## TASK TO CARRY OUT
Copy each line of the data that has "What" in it.

## DATA FOR THE TASK
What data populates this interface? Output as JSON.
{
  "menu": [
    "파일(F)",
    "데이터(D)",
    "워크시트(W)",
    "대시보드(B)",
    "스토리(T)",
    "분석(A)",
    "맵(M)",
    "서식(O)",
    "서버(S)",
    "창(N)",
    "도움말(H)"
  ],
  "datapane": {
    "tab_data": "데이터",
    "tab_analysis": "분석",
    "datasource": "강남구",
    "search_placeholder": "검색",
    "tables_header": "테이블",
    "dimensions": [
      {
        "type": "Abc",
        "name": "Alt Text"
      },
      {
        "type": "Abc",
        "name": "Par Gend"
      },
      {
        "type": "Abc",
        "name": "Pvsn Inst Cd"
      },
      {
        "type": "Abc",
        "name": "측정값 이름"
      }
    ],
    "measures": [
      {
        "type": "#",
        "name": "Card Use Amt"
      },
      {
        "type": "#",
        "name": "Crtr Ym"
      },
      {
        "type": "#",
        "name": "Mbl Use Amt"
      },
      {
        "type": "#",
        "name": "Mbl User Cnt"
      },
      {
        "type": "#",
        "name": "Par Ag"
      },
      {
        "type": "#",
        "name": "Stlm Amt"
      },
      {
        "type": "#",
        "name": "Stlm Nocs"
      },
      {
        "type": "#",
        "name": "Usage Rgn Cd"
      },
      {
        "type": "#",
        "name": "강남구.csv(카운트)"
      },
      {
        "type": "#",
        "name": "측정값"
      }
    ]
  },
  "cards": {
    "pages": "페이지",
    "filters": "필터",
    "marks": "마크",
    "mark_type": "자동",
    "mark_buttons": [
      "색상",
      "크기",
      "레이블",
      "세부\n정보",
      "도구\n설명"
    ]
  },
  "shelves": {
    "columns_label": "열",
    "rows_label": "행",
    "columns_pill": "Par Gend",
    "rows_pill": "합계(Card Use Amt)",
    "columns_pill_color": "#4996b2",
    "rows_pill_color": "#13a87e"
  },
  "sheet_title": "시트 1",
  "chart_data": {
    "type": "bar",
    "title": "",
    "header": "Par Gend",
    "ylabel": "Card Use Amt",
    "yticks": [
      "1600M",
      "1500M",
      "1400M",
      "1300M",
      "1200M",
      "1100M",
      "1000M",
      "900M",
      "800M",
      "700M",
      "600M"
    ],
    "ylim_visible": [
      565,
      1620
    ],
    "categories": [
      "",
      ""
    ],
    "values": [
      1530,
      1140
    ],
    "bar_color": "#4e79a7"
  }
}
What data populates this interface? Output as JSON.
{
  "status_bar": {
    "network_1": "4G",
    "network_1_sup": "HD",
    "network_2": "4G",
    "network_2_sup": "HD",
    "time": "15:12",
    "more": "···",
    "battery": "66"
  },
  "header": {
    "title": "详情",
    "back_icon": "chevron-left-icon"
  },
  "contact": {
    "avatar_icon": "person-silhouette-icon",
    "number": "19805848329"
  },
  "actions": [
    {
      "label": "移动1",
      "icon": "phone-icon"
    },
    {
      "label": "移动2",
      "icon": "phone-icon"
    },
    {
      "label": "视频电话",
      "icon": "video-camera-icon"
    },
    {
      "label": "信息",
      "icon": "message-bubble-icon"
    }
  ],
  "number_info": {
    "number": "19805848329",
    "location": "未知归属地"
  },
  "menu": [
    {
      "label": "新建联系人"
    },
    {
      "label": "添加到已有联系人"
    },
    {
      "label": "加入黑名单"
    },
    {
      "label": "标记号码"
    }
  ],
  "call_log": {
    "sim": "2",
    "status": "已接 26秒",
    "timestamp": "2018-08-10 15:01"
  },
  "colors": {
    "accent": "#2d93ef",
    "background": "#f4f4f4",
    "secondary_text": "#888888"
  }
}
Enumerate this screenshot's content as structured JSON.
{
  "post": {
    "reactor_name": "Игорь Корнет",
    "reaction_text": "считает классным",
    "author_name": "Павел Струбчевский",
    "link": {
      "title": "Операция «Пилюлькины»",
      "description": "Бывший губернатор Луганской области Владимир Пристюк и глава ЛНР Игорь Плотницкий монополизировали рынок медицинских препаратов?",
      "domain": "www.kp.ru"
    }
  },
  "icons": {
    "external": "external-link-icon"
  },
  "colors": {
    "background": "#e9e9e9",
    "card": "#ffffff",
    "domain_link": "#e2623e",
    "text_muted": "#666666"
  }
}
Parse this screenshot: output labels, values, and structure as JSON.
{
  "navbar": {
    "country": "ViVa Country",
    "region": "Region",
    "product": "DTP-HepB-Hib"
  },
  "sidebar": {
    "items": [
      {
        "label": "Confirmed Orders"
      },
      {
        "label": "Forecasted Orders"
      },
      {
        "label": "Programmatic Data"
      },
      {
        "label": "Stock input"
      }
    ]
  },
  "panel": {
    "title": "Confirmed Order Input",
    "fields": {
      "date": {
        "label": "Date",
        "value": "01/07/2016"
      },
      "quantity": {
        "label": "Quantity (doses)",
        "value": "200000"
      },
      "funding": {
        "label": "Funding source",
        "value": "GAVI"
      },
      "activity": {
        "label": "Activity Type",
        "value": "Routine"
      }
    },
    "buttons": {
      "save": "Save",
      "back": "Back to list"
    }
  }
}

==

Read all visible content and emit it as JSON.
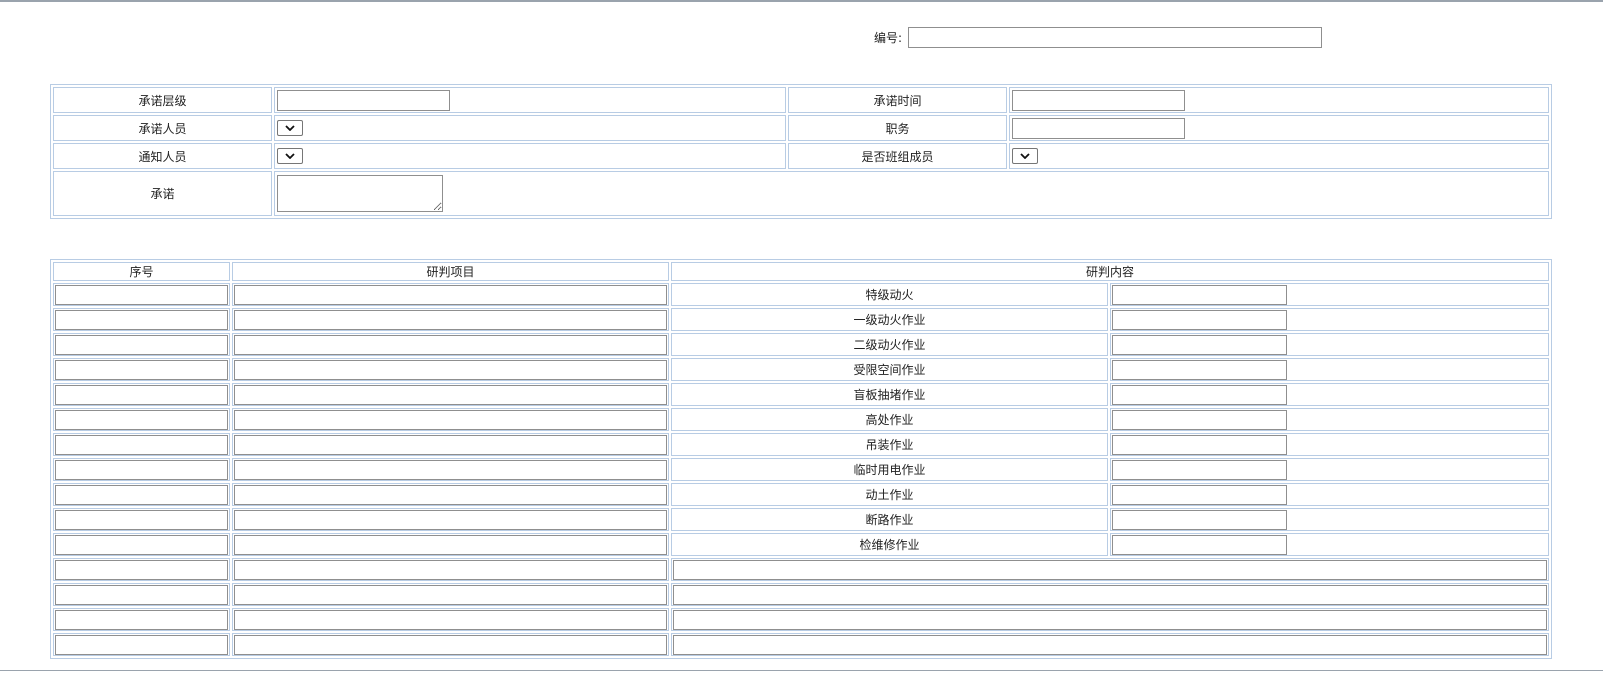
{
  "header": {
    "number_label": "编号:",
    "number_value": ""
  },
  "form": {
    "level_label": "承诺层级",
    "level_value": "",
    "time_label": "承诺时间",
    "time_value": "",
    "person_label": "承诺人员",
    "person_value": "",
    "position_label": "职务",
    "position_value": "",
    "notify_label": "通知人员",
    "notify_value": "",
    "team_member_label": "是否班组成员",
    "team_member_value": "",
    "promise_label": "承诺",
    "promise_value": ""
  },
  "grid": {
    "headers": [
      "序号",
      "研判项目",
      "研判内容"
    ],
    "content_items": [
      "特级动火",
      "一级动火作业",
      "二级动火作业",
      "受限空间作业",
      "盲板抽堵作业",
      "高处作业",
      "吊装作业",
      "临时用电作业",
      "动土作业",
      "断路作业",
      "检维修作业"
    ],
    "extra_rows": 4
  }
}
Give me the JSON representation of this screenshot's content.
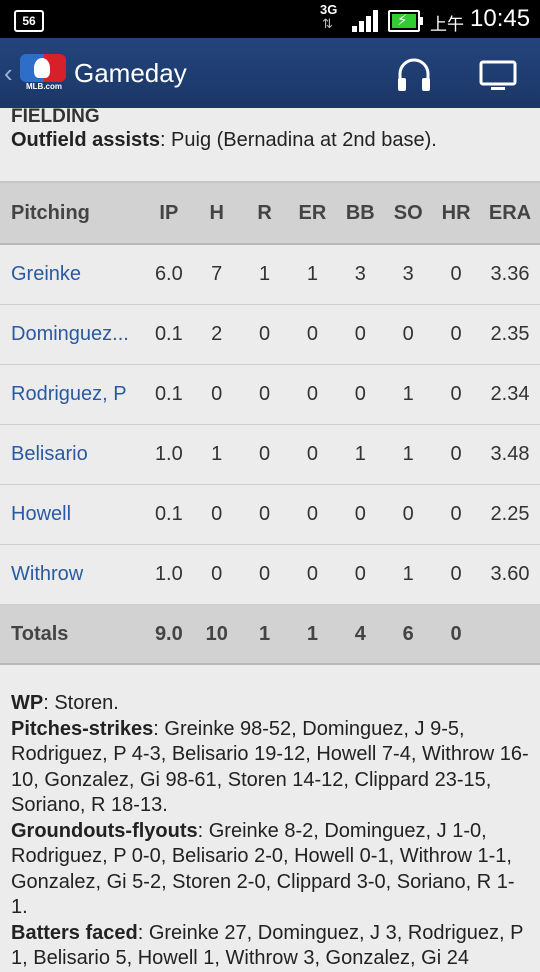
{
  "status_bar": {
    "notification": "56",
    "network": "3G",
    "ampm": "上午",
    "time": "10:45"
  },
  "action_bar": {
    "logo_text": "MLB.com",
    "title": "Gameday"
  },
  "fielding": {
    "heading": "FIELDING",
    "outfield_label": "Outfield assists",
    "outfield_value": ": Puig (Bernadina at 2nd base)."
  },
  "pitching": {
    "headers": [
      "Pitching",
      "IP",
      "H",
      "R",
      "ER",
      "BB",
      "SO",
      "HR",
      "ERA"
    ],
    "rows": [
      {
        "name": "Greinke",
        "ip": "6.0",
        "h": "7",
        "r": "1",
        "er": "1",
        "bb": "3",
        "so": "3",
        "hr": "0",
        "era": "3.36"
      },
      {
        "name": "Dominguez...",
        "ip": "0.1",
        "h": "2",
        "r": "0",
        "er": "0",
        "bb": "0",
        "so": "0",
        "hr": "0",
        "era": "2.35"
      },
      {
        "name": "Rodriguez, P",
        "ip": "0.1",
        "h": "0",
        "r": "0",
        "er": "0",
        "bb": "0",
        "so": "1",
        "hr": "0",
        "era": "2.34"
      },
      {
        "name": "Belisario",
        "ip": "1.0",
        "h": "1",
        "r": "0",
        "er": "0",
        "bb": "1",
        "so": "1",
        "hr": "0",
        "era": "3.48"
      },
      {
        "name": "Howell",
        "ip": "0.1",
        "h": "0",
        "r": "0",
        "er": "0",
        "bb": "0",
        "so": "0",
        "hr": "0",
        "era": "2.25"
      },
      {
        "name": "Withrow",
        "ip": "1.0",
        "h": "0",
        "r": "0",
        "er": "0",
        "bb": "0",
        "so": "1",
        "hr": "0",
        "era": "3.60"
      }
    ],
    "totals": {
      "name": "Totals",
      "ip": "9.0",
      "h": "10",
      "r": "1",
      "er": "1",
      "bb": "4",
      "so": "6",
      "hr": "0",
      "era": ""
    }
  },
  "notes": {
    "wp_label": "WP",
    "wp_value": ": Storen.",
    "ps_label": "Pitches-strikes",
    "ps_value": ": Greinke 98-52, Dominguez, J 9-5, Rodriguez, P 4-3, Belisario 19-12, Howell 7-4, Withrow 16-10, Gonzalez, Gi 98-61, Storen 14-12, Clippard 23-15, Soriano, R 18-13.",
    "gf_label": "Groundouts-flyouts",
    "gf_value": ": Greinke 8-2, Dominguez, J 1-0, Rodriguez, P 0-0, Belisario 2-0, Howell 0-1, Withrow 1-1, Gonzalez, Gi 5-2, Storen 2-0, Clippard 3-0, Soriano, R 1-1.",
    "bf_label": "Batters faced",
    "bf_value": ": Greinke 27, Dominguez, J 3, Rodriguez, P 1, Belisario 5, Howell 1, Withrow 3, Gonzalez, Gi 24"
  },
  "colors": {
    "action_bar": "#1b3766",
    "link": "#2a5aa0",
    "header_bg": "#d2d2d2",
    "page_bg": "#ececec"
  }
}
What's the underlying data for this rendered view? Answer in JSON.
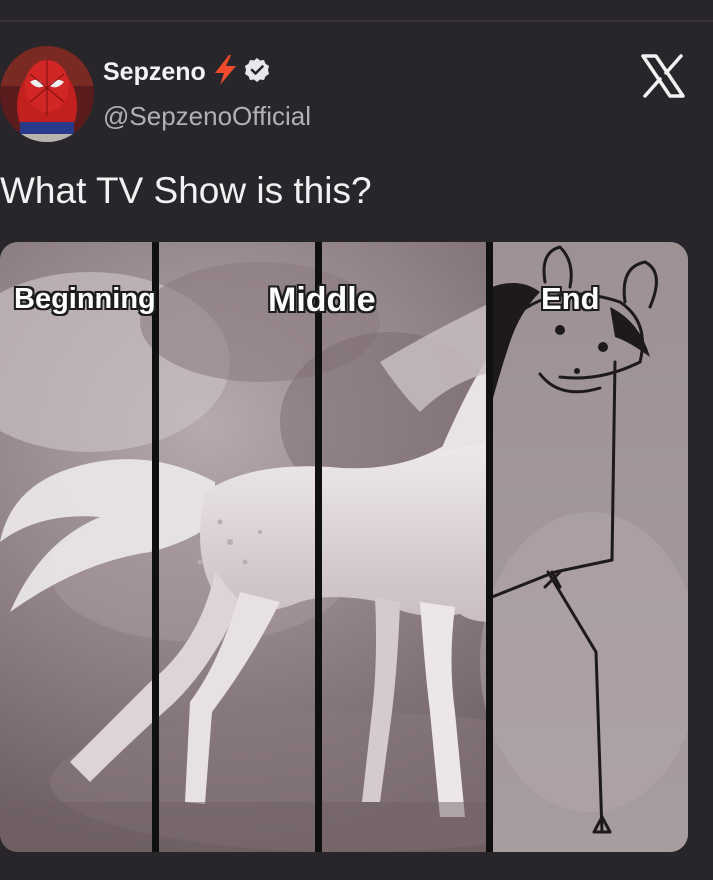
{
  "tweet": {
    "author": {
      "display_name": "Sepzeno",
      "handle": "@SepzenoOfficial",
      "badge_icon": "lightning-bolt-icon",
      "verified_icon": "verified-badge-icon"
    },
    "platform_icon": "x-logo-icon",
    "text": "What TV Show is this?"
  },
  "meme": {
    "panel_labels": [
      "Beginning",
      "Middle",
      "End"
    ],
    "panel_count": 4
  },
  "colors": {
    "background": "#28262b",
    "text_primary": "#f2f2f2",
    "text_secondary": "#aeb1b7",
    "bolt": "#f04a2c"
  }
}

## SOLUTION
What data populates this interface? Output as JSON.
What data populates this interface? Output as JSON.
What's the underlying data for this rendered view? Answer in JSON.
    "text": "What TV Show is this?"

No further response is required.